* _HOW TO COMPLETE THIS TASK_
From the records below, copy the lines that include "Services".
▼
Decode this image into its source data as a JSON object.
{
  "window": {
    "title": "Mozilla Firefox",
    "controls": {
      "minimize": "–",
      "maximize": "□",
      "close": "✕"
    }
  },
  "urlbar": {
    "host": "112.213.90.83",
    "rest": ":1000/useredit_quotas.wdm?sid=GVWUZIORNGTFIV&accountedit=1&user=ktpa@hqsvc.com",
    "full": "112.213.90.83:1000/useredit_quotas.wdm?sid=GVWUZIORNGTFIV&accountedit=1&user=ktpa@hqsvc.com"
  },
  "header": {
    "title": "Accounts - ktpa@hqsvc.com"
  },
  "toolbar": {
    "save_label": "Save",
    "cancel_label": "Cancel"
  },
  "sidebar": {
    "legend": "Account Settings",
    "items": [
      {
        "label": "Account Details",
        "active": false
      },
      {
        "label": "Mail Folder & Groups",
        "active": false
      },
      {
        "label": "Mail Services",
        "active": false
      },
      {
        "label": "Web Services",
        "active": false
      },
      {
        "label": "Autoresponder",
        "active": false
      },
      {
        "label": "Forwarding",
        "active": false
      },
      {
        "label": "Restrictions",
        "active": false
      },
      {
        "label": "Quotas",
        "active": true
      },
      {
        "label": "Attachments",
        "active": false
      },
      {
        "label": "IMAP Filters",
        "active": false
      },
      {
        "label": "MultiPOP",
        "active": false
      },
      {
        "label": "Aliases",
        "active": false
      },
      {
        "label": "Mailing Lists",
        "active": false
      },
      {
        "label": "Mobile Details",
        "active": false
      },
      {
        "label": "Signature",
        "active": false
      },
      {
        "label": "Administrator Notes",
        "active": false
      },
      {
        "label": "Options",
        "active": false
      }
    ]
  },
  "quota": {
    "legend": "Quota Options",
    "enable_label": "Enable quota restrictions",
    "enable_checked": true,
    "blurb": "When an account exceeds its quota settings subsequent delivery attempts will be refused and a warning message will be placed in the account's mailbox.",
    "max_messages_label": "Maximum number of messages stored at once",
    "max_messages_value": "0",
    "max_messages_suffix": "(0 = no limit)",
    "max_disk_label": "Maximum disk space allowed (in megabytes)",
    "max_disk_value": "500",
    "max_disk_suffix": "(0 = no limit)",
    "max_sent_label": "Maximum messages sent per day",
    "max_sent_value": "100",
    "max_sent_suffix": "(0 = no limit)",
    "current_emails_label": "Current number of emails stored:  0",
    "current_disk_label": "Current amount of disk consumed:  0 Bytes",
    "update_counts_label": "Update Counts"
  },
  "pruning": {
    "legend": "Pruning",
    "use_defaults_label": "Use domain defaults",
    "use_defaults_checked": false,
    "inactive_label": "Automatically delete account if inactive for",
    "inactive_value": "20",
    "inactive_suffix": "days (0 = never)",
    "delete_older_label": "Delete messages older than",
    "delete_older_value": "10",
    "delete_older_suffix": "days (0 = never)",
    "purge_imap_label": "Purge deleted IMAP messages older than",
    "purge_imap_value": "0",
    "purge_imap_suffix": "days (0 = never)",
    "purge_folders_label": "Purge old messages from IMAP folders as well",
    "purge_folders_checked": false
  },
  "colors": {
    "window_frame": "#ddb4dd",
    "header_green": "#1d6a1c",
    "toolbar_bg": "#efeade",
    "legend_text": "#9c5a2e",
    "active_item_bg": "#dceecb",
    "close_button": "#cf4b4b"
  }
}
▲
* _WRITTEN ANSWER_
        "label": "Mail Services",
        "label": "Web Services",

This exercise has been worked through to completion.